Start of Block

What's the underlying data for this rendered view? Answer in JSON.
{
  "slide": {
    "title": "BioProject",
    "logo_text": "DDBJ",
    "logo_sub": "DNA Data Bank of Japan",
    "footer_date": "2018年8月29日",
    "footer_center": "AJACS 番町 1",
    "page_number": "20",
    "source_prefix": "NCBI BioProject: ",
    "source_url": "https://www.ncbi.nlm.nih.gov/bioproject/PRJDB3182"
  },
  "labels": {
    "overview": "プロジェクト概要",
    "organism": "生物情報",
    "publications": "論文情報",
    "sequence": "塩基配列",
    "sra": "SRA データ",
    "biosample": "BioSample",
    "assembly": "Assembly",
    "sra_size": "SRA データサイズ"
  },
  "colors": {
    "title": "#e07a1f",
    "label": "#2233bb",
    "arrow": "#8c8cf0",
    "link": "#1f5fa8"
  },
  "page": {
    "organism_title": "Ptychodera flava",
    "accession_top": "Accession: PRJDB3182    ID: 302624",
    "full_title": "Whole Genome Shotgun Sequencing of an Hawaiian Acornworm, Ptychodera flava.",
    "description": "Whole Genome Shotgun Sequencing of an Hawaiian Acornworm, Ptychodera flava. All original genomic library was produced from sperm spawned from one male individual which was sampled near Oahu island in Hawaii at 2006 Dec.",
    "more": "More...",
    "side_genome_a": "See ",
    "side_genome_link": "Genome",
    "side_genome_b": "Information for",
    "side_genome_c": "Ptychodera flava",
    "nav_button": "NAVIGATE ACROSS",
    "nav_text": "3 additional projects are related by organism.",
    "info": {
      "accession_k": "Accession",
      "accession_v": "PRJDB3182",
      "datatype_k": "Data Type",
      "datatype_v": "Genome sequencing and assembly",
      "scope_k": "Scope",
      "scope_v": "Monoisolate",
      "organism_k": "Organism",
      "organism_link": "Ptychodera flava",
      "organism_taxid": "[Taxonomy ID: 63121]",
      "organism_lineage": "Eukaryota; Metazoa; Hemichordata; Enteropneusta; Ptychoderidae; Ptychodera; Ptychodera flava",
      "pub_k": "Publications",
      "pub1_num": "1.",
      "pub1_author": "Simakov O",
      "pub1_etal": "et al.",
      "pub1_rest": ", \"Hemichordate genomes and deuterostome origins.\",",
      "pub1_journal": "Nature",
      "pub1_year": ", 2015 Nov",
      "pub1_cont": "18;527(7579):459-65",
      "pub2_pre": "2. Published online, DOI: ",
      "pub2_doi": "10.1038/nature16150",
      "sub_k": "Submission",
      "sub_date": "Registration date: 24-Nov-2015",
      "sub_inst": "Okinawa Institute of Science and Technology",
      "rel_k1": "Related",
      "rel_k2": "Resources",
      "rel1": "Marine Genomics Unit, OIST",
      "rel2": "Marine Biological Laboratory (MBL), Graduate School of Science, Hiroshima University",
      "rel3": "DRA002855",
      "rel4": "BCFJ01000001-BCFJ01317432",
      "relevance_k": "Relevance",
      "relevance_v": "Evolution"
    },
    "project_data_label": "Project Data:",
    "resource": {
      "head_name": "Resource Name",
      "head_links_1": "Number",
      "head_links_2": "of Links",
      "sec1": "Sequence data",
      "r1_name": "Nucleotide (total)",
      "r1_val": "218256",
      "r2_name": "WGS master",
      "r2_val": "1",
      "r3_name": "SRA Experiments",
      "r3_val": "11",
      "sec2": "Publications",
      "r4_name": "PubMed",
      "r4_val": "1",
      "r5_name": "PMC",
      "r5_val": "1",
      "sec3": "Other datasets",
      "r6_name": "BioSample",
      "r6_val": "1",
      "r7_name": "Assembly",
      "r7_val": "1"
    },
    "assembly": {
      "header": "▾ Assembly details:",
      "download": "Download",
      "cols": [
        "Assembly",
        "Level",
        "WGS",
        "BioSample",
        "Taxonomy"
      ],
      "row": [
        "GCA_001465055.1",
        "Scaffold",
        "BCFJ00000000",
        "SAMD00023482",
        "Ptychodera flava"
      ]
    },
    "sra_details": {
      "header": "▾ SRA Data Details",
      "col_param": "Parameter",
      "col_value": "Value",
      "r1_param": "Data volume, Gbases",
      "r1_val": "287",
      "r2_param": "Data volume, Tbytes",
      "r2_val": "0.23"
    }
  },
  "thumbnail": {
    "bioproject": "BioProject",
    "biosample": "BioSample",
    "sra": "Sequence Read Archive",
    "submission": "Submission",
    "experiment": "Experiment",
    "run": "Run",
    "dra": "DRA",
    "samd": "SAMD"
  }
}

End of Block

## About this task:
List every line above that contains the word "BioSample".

## Result of this exercise:
    "biosample": "BioSample",
      "r6_name": "BioSample",
        "BioSample",
    "biosample": "BioSample",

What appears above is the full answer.